Every player has a flare in their inventory, which is found in the emote menu (the L2 button). If you are the first to find the behemoth, send one of those bad boys up into the air, and your team will come running. If you have a straggler on your team who isn’t showing up for the battle, fire off a couple more flares. It’s easy to get lost, and your friend is probably stuck running in a circle somewhere looking for you.
Heals, Potions, and Materials
Every player starts each hunt with five healing potions in their possession. Use them wisely, because they aren’t coming back until the next battle. If you are the last hunter standing in a battle, your team will be relying on you to pull off some magic, and having a healing potion in your back pocket could make the difference between being the hero of the day and going home empty handed.
All other potions must be created from materials gathered during hunts (and added to your load out once crafted). Early potions are extremely helpful, but you have to have the stuff to make them. Luckily, gathering materials is as simple as tapping the “x” button as you run by flowers and rocks out in the wild.
Grab as much as you can each hunt without interfering with the battle at hand. Remember, you are there to fight a behemoth and support your team, so you don’t want to be the guy wandering around picking mushrooms while the rest of your team is two hills away being electrocuted.
Nothing says that you can’t solo a hunt later, avoid the behemoth, and wander around picking flowers. But grabbing stuff on the go ought to do you just fine for a while, so don’t sweat it too badly.
Sheath your weapons, and you won’t use stamina when you run. R3 to sheathe, R2 to run. You’re welcome.
Dodge, Dodge, Dodge

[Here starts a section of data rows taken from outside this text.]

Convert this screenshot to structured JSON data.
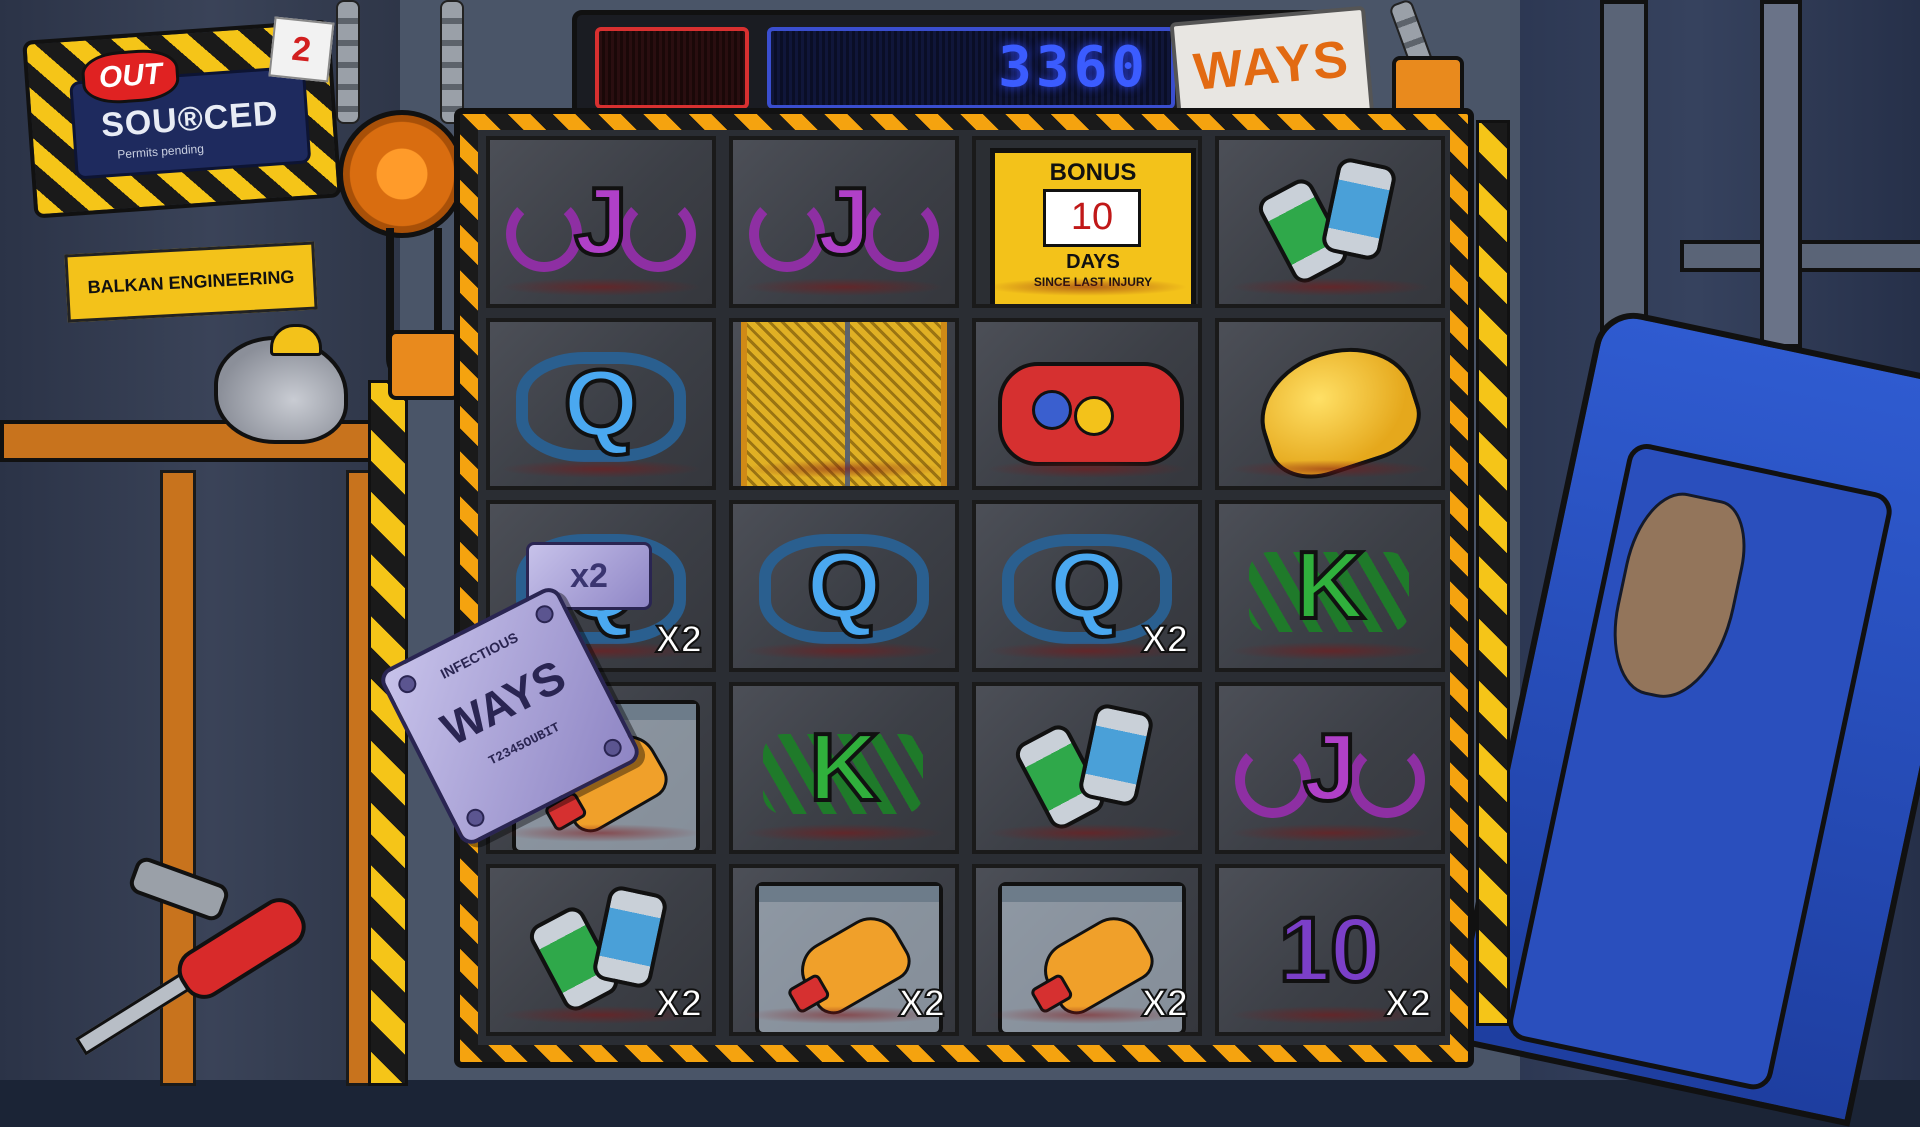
{
  "logo": {
    "out": "OUT",
    "sourced": "SOU®CED",
    "permits": "Permits pending",
    "sequel_number": "2"
  },
  "sign": {
    "balkan": "BALKAN ENGINEERING"
  },
  "topbar": {
    "ways_count": "3360",
    "ways_label": "WAYS"
  },
  "bonus": {
    "title": "BONUS",
    "count": "10",
    "days": "DAYS",
    "since": "SINCE LAST INJURY"
  },
  "ways_plate": {
    "top": "INFECTIOUS",
    "label": "WAYS",
    "code": "T2345OUBIT"
  },
  "grid": {
    "columns": 4,
    "rows": 5,
    "cells": [
      {
        "symbol": "J",
        "multiplier": ""
      },
      {
        "symbol": "J",
        "multiplier": ""
      },
      {
        "symbol": "bonus",
        "multiplier": ""
      },
      {
        "symbol": "cans",
        "multiplier": ""
      },
      {
        "symbol": "Q",
        "multiplier": ""
      },
      {
        "symbol": "grate",
        "multiplier": ""
      },
      {
        "symbol": "gamepad",
        "multiplier": ""
      },
      {
        "symbol": "hardhat",
        "multiplier": ""
      },
      {
        "symbol": "Q",
        "multiplier": "X2",
        "chip": "x2"
      },
      {
        "symbol": "Q",
        "multiplier": ""
      },
      {
        "symbol": "Q",
        "multiplier": "X2"
      },
      {
        "symbol": "K",
        "multiplier": ""
      },
      {
        "symbol": "hand-bag",
        "multiplier": ""
      },
      {
        "symbol": "K",
        "multiplier": ""
      },
      {
        "symbol": "cans",
        "multiplier": ""
      },
      {
        "symbol": "J",
        "multiplier": ""
      },
      {
        "symbol": "cans",
        "multiplier": "X2"
      },
      {
        "symbol": "hand-bag",
        "multiplier": "X2"
      },
      {
        "symbol": "hand-bag",
        "multiplier": "X2"
      },
      {
        "symbol": "10",
        "multiplier": "X2"
      }
    ]
  },
  "colors": {
    "frame_stripe": "#f5a30f",
    "hazard_yellow": "#f5c518",
    "led_blue": "#3b5cff",
    "led_red": "#d83030",
    "ways_orange": "#e26a12"
  }
}
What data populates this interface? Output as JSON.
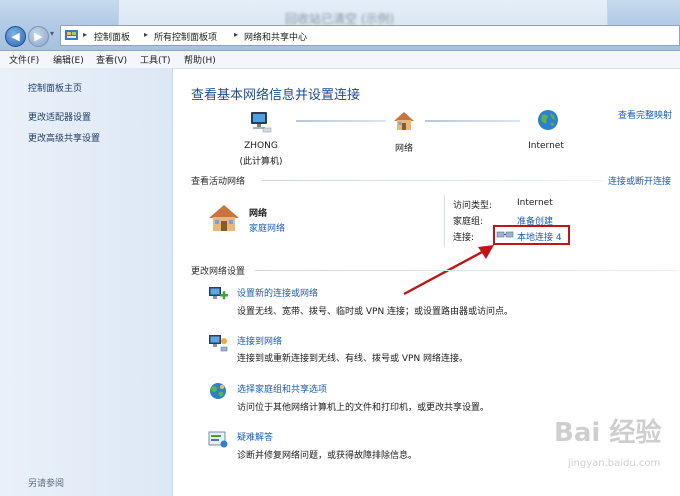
{
  "window": {
    "blurred_title": "回收站已清空 (示例)"
  },
  "address": {
    "crumbs": [
      "控制面板",
      "所有控制面板项",
      "网络和共享中心"
    ]
  },
  "menu": {
    "items": [
      "文件(F)",
      "编辑(E)",
      "查看(V)",
      "工具(T)",
      "帮助(H)"
    ]
  },
  "sidebar": {
    "home": "控制面板主页",
    "links": [
      "更改适配器设置",
      "更改高级共享设置"
    ],
    "see_also": "另请参阅"
  },
  "main": {
    "title": "查看基本网络信息并设置连接",
    "full_map_link": "查看完整映射",
    "map": {
      "computer_name": "ZHONG",
      "computer_sub": "(此计算机)",
      "network": "网络",
      "internet": "Internet"
    },
    "active": {
      "heading": "查看活动网络",
      "connect_link": "连接或断开连接",
      "network_name": "网络",
      "network_type": "家庭网络",
      "access_label": "访问类型:",
      "access_value": "Internet",
      "homegroup_label": "家庭组:",
      "homegroup_value": "准备创建",
      "connection_label": "连接:",
      "connection_value": "本地连接 4"
    },
    "change": {
      "heading": "更改网络设置",
      "tasks": [
        {
          "title": "设置新的连接或网络",
          "desc": "设置无线、宽带、拨号、临时或 VPN 连接；或设置路由器或访问点。",
          "icon": "new-connection-icon"
        },
        {
          "title": "连接到网络",
          "desc": "连接到或重新连接到无线、有线、拨号或 VPN 网络连接。",
          "icon": "connect-network-icon"
        },
        {
          "title": "选择家庭组和共享选项",
          "desc": "访问位于其他网络计算机上的文件和打印机，或更改共享设置。",
          "icon": "homegroup-icon"
        },
        {
          "title": "疑难解答",
          "desc": "诊断并修复网络问题，或获得故障排除信息。",
          "icon": "troubleshoot-icon"
        }
      ]
    }
  },
  "watermark": {
    "brand": "Bai 经验",
    "url": "jingyan.baidu.com"
  },
  "colors": {
    "link": "#1a5fb4",
    "title": "#1e4e8f",
    "annotation": "#c01515"
  }
}
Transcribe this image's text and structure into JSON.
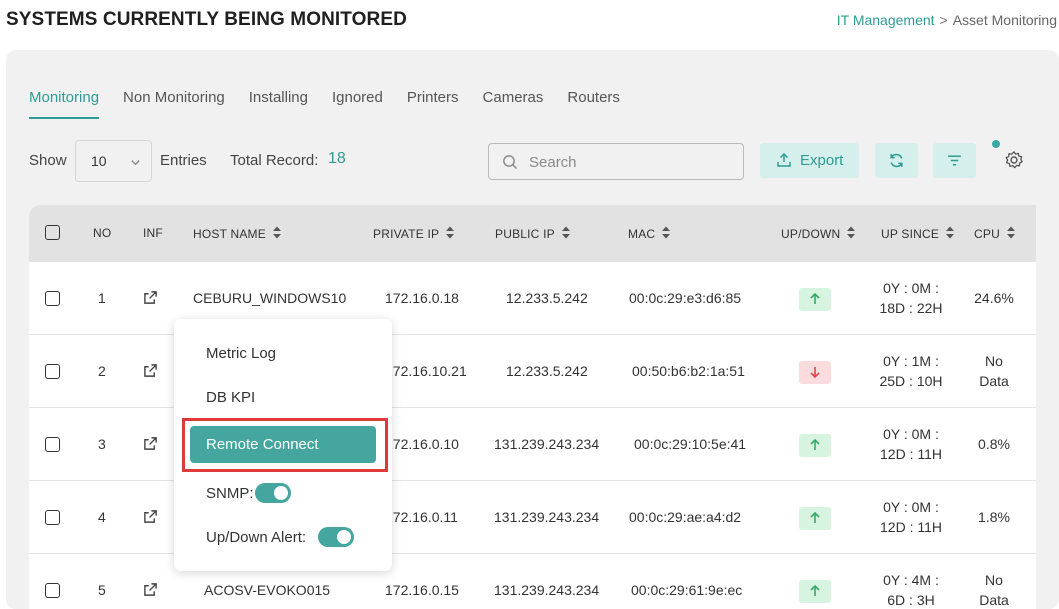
{
  "page": {
    "title": "SYSTEMS CURRENTLY BEING MONITORED",
    "breadcrumb": {
      "parent": "IT Management",
      "separator": ">",
      "current": "Asset Monitoring"
    }
  },
  "tabs": [
    "Monitoring",
    "Non Monitoring",
    "Installing",
    "Ignored",
    "Printers",
    "Cameras",
    "Routers"
  ],
  "active_tab": "Monitoring",
  "controls": {
    "show_label": "Show",
    "entries_value": "10",
    "entries_label": "Entries",
    "total_label": "Total Record:",
    "total_value": "18",
    "search_placeholder": "Search",
    "export_label": "Export"
  },
  "table": {
    "headers": {
      "no": "NO",
      "inf": "INF",
      "host": "HOST NAME",
      "private_ip": "PRIVATE IP",
      "public_ip": "PUBLIC IP",
      "mac": "MAC",
      "updown": "UP/DOWN",
      "upsince": "UP SINCE",
      "cpu": "CPU"
    },
    "rows": [
      {
        "no": "1",
        "host": "CEBURU_WINDOWS10",
        "private_ip": "172.16.0.18",
        "public_ip": "12.233.5.242",
        "mac": "00:0c:29:e3:d6:85",
        "status": "up",
        "since_1": "0Y : 0M :",
        "since_2": "18D : 22H",
        "cpu_1": "24.6%",
        "cpu_2": ""
      },
      {
        "no": "2",
        "host": "",
        "private_ip": "172.16.10.21",
        "public_ip": "12.233.5.242",
        "mac": "00:50:b6:b2:1a:51",
        "status": "down",
        "since_1": "0Y : 1M :",
        "since_2": "25D : 10H",
        "cpu_1": "No",
        "cpu_2": "Data"
      },
      {
        "no": "3",
        "host": "",
        "private_ip": "172.16.0.10",
        "public_ip": "131.239.243.234",
        "mac": "00:0c:29:10:5e:41",
        "status": "up",
        "since_1": "0Y : 0M :",
        "since_2": "12D : 11H",
        "cpu_1": "0.8%",
        "cpu_2": ""
      },
      {
        "no": "4",
        "host": "",
        "private_ip": "172.16.0.11",
        "public_ip": "131.239.243.234",
        "mac": "00:0c:29:ae:a4:d2",
        "status": "up",
        "since_1": "0Y : 0M :",
        "since_2": "12D : 11H",
        "cpu_1": "1.8%",
        "cpu_2": ""
      },
      {
        "no": "5",
        "host": "ACOSV-EVOKO015",
        "private_ip": "172.16.0.15",
        "public_ip": "131.239.243.234",
        "mac": "00:0c:29:61:9e:ec",
        "status": "up",
        "since_1": "0Y : 4M :",
        "since_2": "6D : 3H",
        "cpu_1": "No",
        "cpu_2": "Data"
      }
    ]
  },
  "context_menu": {
    "metric_log": "Metric Log",
    "db_kpi": "DB KPI",
    "remote_connect": "Remote Connect",
    "snmp_label": "SNMP:",
    "snmp_on": true,
    "alert_label": "Up/Down Alert:",
    "alert_on": true
  },
  "colors": {
    "accent": "#2f9c94",
    "button_bg": "#d5efec",
    "up": "#d6f4df",
    "down": "#fadcdf",
    "highlight": "#dd3a3a"
  }
}
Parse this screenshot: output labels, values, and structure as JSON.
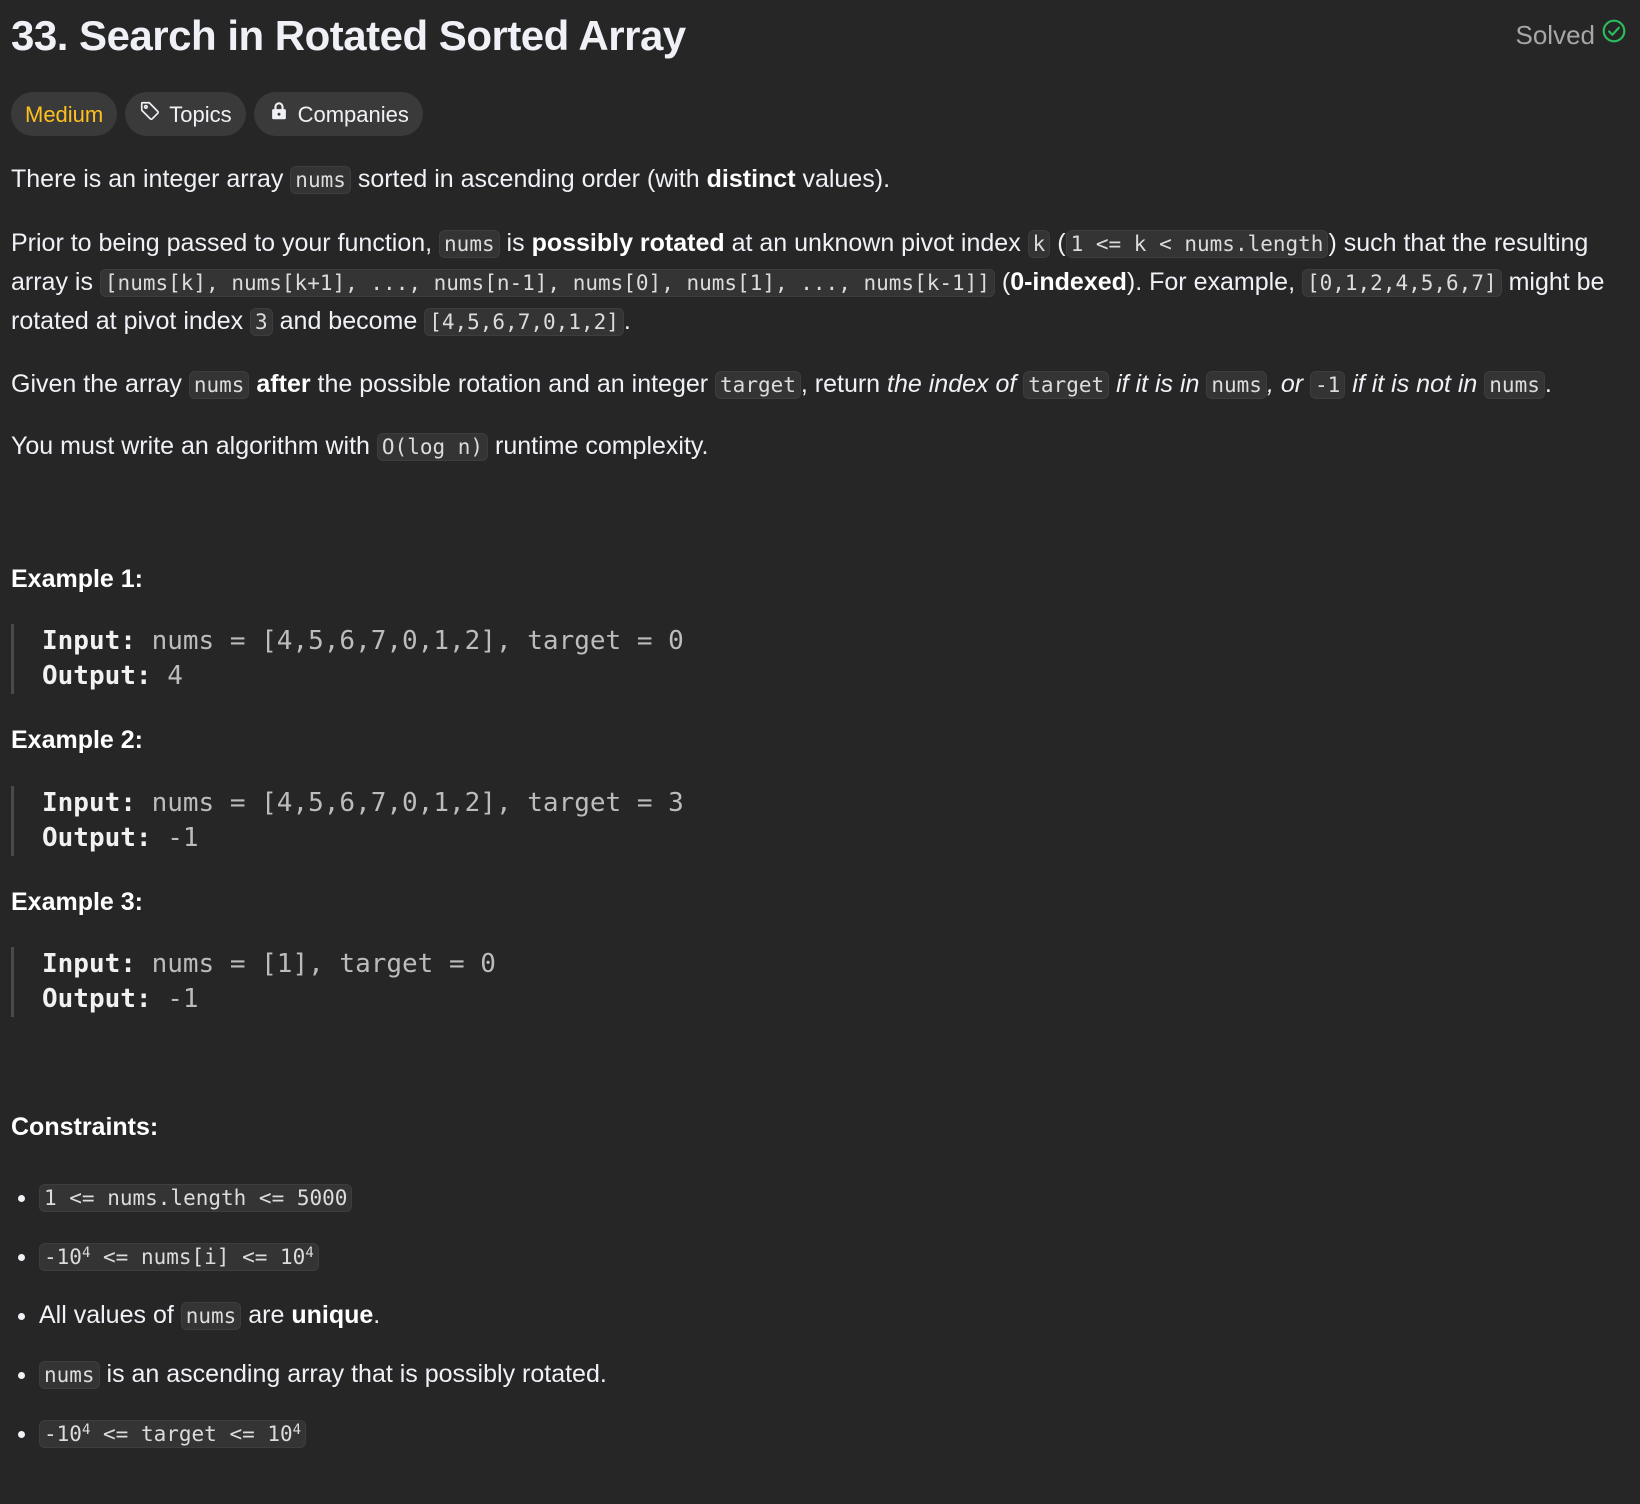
{
  "header": {
    "title": "33. Search in Rotated Sorted Array",
    "status": "Solved"
  },
  "badges": {
    "difficulty": "Medium",
    "topics": "Topics",
    "companies": "Companies"
  },
  "colors": {
    "background": "#262626",
    "difficulty_medium": "#ffc01e",
    "solved_check": "#2cbb5d"
  },
  "description": {
    "p1": [
      "There is an integer array ",
      "nums",
      " sorted in ascending order (with ",
      "distinct",
      " values)."
    ],
    "p2": [
      "Prior to being passed to your function, ",
      "nums",
      " is ",
      "possibly rotated",
      " at an unknown pivot index ",
      "k",
      " (",
      "1 <= k < nums.length",
      ") such that the resulting array is ",
      "[nums[k], nums[k+1], ..., nums[n-1], nums[0], nums[1], ..., nums[k-1]]",
      " (",
      "0-indexed",
      "). For example, ",
      "[0,1,2,4,5,6,7]",
      " might be rotated at pivot index ",
      "3",
      " and become ",
      "[4,5,6,7,0,1,2]",
      "."
    ],
    "p3": [
      "Given the array ",
      "nums",
      " ",
      "after",
      " the possible rotation and an integer ",
      "target",
      ", return ",
      "the index of ",
      "target",
      " if it is in ",
      "nums",
      ", or ",
      "-1",
      " if it is not in ",
      "nums",
      "."
    ],
    "p4": [
      "You must write an algorithm with ",
      "O(log n)",
      " runtime complexity."
    ]
  },
  "examples": [
    {
      "heading": "Example 1:",
      "input_label": "Input:",
      "input": "nums = [4,5,6,7,0,1,2], target = 0",
      "output_label": "Output:",
      "output": "4"
    },
    {
      "heading": "Example 2:",
      "input_label": "Input:",
      "input": "nums = [4,5,6,7,0,1,2], target = 3",
      "output_label": "Output:",
      "output": "-1"
    },
    {
      "heading": "Example 3:",
      "input_label": "Input:",
      "input": "nums = [1], target = 0",
      "output_label": "Output:",
      "output": "-1"
    }
  ],
  "constraints": {
    "heading": "Constraints:",
    "c1": "1 <= nums.length <= 5000",
    "c2": [
      "-10",
      "4",
      " <= nums[i] <= 10",
      "4"
    ],
    "c3": [
      "All values of ",
      "nums",
      " are ",
      "unique",
      "."
    ],
    "c4": [
      "nums",
      " is an ascending array that is possibly rotated."
    ],
    "c5": [
      "-10",
      "4",
      " <= target <= 10",
      "4"
    ]
  }
}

Dauntless is not the sort of game that is going to let you stand your ground and fight through the blows. That damned Shrike will stagger you, then stagger you again, then land on your head and stagger you again, and the next thing you know you are being revived by a teammate. The dodge button (o) is your best friend.
Before long, you will begin to learn the attack patterns of each behemoth. Knowing when to dodge becomes second nature, and you will quickly learn when to dash in and do crazy damage. Each behemoth has openings, and you will see them before long. Dodge until then.
When a behemoth becomes enraged, it turns glowing red (not to be mistaken for “on fire”, which turns a behemoth glowing red with flames coming out of its head). At this point, it is best to back off unless you know what this behemoth’s enraged attacks are all about.
Behemoth attack patterns change completely when enraged. Attacks come faster, and are much more powerful when they connect. There is no shame in putting an empty field between yourself and an enraged behemoth until you figure out what it’s going to do. After about 90 seconds, it will chill out and turn back to normal, so feel free just to hang in the distance while it freaks out.
Shrike Is The Gatekeeper
We may have mentioned the Shrike once or twice. That’s because it is the first behemoth in the game that presents a real challenge. Though – with some proper dodging and pattern recognition – it is beatable, even solo (Eat it, Shrike!).
However, most of the game is gated off behind the Shrike. Dauntless opens up like a flower once you beat the Shrike. Consider it the last “training” behemoth. Once you defeat the Shrike, tons of new behemoths and options appear in a flurry and the game really gets started. So if you are feeling that Dauntless is a little too linear, work towards beating the Shrike and you will see all of that linear-ness go flying out the window.
PlayStation Universe is working on a ton of other Dauntless content to celebrate the release of the game, including Some very fancy individual guides for early behemoths, and of course an eventual review (it’s a big game, y’all). We hope you found some of these tips helpful, and keep your eyes glued to PSU.com for all of your Dauntless needs.
Early access to the PS4 version of Dauntless kindly provided by the developer.